● **YOUR GOAL**
Count the lines below that contain the word "weblogic", and report only that number.

● **LISTED RECORDS**
-- -- --

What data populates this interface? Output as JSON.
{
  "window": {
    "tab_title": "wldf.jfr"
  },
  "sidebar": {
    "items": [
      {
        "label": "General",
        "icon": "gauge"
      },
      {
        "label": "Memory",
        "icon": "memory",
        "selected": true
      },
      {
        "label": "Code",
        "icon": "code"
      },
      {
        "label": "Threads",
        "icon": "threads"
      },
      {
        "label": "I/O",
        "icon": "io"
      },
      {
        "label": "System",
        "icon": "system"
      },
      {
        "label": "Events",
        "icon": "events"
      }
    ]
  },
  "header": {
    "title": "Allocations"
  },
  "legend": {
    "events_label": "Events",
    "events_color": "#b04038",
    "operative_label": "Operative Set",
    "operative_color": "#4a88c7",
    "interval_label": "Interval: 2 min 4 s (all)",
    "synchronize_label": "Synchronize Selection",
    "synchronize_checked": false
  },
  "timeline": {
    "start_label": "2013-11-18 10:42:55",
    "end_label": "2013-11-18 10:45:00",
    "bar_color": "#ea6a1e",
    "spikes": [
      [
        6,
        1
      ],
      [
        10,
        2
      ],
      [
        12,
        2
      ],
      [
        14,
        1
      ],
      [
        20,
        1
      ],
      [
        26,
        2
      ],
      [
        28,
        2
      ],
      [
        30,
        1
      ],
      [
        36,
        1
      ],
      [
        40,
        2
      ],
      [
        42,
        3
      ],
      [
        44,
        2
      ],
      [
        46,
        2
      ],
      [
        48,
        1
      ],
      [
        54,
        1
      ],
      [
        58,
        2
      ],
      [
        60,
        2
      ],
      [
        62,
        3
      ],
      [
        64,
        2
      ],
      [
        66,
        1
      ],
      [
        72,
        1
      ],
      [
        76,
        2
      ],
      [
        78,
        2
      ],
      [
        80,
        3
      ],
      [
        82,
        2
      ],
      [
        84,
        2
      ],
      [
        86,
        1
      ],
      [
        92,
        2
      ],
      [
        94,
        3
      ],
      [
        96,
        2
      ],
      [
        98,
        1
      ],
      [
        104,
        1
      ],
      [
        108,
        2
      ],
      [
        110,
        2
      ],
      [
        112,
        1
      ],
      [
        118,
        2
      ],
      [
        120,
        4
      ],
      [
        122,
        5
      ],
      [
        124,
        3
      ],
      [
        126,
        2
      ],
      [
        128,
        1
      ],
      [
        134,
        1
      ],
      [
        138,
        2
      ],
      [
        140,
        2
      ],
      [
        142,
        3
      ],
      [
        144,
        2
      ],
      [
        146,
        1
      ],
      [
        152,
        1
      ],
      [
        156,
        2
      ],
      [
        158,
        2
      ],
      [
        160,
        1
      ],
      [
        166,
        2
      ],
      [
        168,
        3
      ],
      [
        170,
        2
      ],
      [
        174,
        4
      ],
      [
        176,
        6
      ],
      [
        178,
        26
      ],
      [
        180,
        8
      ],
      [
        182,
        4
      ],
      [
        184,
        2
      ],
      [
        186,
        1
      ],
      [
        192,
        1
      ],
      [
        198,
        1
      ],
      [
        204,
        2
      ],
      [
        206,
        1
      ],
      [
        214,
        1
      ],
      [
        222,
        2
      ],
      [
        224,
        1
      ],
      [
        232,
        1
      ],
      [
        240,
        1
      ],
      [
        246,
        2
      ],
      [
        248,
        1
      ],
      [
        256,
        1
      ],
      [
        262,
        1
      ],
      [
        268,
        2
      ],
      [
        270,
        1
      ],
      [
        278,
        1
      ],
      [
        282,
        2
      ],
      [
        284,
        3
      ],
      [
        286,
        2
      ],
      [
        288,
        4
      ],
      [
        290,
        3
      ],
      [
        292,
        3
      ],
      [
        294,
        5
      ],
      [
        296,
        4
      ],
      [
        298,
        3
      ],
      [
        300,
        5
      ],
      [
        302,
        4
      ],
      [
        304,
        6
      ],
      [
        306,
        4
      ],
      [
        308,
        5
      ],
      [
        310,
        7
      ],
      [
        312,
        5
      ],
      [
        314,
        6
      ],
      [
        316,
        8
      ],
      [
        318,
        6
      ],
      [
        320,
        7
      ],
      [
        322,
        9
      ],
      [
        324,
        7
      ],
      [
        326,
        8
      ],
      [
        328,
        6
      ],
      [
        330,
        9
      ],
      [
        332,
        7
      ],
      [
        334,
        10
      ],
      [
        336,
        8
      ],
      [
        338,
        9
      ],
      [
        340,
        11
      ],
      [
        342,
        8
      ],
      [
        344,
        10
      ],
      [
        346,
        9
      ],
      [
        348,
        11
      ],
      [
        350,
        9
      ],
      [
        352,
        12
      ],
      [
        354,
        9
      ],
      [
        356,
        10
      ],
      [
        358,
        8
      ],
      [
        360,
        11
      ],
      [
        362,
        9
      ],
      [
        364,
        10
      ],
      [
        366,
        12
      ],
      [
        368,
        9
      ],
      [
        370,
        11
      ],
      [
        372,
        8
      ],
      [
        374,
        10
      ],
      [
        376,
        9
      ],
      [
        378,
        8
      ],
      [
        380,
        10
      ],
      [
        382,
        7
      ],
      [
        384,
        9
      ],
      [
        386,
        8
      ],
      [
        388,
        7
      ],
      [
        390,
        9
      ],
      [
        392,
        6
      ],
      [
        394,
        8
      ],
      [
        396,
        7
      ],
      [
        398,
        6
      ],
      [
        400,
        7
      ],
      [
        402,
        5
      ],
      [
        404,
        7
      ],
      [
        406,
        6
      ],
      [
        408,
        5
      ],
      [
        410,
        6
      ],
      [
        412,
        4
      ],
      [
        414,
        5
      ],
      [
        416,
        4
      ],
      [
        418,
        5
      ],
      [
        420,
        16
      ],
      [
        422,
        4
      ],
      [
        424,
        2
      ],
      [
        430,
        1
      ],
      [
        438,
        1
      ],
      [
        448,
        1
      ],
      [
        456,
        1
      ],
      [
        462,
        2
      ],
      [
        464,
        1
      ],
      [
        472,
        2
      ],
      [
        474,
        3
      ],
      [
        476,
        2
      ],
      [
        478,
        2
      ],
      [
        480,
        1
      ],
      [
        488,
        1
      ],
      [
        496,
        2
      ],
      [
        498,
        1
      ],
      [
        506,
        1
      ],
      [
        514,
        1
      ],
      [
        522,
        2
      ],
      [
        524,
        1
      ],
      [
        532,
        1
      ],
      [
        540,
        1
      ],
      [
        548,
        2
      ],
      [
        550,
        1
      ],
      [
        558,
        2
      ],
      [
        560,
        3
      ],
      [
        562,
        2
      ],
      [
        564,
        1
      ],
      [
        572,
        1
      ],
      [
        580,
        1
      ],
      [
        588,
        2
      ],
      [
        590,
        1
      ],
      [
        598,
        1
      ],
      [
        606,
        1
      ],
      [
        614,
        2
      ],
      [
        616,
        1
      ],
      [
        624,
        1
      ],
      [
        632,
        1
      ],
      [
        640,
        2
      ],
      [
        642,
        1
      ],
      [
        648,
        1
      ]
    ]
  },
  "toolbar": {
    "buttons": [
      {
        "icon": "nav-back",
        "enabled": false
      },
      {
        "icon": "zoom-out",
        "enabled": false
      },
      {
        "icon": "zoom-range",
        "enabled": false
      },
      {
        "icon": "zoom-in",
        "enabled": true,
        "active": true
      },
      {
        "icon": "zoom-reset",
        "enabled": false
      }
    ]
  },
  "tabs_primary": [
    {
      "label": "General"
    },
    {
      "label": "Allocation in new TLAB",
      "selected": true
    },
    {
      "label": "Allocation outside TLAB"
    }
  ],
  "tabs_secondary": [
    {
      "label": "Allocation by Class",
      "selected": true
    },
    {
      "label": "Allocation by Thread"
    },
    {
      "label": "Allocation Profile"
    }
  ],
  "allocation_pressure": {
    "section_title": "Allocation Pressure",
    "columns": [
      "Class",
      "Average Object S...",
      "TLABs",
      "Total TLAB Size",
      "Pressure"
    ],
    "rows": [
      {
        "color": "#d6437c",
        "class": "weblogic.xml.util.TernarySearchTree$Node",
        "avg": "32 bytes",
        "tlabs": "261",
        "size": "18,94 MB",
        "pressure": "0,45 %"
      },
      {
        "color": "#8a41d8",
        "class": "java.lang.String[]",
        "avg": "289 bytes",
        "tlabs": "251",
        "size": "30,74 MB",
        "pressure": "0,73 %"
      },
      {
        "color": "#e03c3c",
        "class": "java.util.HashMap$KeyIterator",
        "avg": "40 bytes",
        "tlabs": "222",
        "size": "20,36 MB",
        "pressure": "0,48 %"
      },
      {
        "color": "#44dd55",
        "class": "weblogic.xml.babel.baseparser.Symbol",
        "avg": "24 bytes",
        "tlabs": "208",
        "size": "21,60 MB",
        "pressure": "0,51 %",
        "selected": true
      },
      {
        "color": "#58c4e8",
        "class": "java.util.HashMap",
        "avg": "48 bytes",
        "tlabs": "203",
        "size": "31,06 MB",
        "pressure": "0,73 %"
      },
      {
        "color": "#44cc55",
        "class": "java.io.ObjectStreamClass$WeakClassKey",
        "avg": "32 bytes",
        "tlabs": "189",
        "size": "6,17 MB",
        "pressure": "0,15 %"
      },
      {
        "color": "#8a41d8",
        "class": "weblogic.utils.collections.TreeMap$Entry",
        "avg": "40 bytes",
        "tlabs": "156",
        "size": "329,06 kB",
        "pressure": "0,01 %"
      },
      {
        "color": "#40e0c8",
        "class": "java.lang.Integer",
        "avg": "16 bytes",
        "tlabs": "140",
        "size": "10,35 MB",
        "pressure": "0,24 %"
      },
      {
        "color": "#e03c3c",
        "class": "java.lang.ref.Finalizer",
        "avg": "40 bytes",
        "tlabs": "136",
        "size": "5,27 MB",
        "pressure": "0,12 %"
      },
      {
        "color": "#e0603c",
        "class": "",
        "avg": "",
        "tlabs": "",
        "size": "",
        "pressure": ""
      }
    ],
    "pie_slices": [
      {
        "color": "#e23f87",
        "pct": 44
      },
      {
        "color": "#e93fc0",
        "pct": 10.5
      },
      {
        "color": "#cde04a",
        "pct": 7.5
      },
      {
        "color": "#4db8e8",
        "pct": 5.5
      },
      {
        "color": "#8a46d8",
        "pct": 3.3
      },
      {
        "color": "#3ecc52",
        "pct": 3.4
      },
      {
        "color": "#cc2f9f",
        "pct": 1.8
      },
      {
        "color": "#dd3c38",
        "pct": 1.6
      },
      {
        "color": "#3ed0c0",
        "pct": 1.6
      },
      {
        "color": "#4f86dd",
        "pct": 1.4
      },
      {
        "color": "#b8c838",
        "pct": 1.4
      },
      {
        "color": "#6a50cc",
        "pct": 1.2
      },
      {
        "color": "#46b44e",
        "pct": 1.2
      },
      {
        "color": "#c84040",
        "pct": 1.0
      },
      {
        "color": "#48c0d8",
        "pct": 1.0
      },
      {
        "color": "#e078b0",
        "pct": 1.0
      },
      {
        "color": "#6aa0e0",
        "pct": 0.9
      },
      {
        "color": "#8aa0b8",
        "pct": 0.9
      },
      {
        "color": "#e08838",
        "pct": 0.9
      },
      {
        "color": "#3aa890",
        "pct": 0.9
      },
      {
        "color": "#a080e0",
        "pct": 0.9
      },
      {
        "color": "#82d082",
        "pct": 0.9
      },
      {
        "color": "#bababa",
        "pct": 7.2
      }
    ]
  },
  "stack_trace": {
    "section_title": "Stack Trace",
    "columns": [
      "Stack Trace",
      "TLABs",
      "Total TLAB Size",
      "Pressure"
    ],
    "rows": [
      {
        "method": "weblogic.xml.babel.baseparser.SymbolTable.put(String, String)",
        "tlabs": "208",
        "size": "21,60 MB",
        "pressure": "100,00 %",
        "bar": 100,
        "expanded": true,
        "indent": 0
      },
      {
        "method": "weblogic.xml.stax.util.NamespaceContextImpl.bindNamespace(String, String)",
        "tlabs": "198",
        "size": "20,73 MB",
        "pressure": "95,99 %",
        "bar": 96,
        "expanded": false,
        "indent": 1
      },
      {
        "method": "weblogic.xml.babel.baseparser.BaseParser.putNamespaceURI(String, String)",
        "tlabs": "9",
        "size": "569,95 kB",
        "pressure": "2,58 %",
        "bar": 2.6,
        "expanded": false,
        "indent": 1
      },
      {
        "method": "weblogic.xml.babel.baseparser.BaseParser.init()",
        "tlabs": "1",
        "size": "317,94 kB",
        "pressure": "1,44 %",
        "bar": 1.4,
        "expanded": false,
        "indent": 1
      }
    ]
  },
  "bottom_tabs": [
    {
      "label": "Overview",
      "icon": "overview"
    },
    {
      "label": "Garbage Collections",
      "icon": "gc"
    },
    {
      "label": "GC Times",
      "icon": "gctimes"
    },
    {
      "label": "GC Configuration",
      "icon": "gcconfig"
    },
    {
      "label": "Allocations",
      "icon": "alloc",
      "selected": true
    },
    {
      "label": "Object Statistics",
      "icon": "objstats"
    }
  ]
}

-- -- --

● **TASK ANSWER**
7